#### Task details:
Retype the records exactly.

(Dataset records)

——————

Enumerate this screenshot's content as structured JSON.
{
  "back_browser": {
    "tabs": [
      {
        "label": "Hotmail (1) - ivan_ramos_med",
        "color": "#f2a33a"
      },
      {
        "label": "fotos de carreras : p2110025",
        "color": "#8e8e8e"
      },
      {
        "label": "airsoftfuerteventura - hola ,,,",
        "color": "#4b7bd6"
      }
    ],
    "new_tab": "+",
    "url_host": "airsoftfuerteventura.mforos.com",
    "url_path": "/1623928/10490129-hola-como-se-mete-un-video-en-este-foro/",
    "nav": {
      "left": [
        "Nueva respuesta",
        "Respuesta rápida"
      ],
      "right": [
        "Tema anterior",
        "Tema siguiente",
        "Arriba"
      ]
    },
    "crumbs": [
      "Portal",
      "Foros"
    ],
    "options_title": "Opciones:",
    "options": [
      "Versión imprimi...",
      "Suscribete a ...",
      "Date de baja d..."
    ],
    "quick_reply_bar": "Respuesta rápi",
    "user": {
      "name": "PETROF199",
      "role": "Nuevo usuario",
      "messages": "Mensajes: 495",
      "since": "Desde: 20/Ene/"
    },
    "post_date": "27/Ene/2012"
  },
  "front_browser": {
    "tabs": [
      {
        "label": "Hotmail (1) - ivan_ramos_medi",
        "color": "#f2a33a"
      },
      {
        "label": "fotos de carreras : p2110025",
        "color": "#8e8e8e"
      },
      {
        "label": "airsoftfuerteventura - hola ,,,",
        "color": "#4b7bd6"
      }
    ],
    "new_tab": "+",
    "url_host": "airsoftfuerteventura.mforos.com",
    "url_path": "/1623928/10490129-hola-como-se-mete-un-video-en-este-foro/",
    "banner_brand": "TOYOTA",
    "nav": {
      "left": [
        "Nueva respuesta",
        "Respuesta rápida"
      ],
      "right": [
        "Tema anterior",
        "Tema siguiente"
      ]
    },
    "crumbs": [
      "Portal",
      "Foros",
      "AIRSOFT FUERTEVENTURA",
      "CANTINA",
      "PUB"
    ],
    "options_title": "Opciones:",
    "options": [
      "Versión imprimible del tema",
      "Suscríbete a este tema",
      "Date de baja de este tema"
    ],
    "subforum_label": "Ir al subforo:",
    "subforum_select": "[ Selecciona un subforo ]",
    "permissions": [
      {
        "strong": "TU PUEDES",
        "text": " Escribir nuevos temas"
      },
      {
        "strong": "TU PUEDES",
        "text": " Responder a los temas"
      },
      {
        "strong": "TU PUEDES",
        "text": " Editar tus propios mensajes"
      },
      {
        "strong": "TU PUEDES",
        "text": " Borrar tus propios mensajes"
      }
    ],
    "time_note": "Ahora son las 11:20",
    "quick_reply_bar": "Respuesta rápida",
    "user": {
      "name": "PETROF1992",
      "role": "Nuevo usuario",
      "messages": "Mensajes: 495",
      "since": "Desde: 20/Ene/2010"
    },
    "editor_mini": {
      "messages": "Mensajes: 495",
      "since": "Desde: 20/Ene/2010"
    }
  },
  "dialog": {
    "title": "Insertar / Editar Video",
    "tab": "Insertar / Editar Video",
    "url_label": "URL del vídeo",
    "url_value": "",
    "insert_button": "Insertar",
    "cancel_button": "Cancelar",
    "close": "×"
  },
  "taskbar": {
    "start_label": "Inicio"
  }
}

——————

#### Output of the exercise:
Enumerate this screenshot's content as structured JSON.
{
  "back_browser": {
    "tabs": [
      {
        "label": "Hotmail (1) - ivan_ramos_med",
        "color": "#f2a33a"
      },
      {
        "label": "fotos de carreras : p2110025",
        "color": "#8e8e8e"
      },
      {
        "label": "airsoftfuerteventura - hola ,,,",
        "color": "#4b7bd6"
      }
    ],
    "new_tab": "+",
    "url_host": "airsoftfuerteventura.mforos.com",
    "url_path": "/1623928/10490129-hola-como-se-mete-un-video-en-este-foro/",
    "nav": {
      "left": [
        "Nueva respuesta",
        "Respuesta rápida"
      ],
      "right": [
        "Tema anterior",
        "Tema siguiente",
        "Arriba"
      ]
    },
    "crumbs": [
      "Portal",
      "Foros"
    ],
    "options_title": "Opciones:",
    "options": [
      "Versión imprimi...",
      "Suscribete a ...",
      "Date de baja d..."
    ],
    "quick_reply_bar": "Respuesta rápi",
    "user": {
      "name": "PETROF199",
      "role": "Nuevo usuario",
      "messages": "Mensajes: 495",
      "since": "Desde: 20/Ene/"
    },
    "post_date": "27/Ene/2012"
  },
  "front_browser": {
    "tabs": [
      {
        "label": "Hotmail (1) - ivan_ramos_medi",
        "color": "#f2a33a"
      },
      {
        "label": "fotos de carreras : p2110025",
        "color": "#8e8e8e"
      },
      {
        "label": "airsoftfuerteventura - hola ,,,",
        "color": "#4b7bd6"
      }
    ],
    "new_tab": "+",
    "url_host": "airsoftfuerteventura.mforos.com",
    "url_path": "/1623928/10490129-hola-como-se-mete-un-video-en-este-foro/",
    "banner_brand": "TOYOTA",
    "nav": {
      "left": [
        "Nueva respuesta",
        "Respuesta rápida"
      ],
      "right": [
        "Tema anterior",
        "Tema siguiente"
      ]
    },
    "crumbs": [
      "Portal",
      "Foros",
      "AIRSOFT FUERTEVENTURA",
      "CANTINA",
      "PUB"
    ],
    "options_title": "Opciones:",
    "options": [
      "Versión imprimible del tema",
      "Suscríbete a este tema",
      "Date de baja de este tema"
    ],
    "subforum_label": "Ir al subforo:",
    "subforum_select": "[ Selecciona un subforo ]",
    "permissions": [
      {
        "strong": "TU PUEDES",
        "text": " Escribir nuevos temas"
      },
      {
        "strong": "TU PUEDES",
        "text": " Responder a los temas"
      },
      {
        "strong": "TU PUEDES",
        "text": " Editar tus propios mensajes"
      },
      {
        "strong": "TU PUEDES",
        "text": " Borrar tus propios mensajes"
      }
    ],
    "time_note": "Ahora son las 11:20",
    "quick_reply_bar": "Respuesta rápida",
    "user": {
      "name": "PETROF1992",
      "role": "Nuevo usuario",
      "messages": "Mensajes: 495",
      "since": "Desde: 20/Ene/2010"
    },
    "editor_mini": {
      "messages": "Mensajes: 495",
      "since": "Desde: 20/Ene/2010"
    }
  },
  "dialog": {
    "title": "Insertar / Editar Video",
    "tab": "Insertar / Editar Video",
    "url_label": "URL del vídeo",
    "url_value": "",
    "insert_button": "Insertar",
    "cancel_button": "Cancelar",
    "close": "×"
  },
  "taskbar": {
    "start_label": "Inicio"
  }
}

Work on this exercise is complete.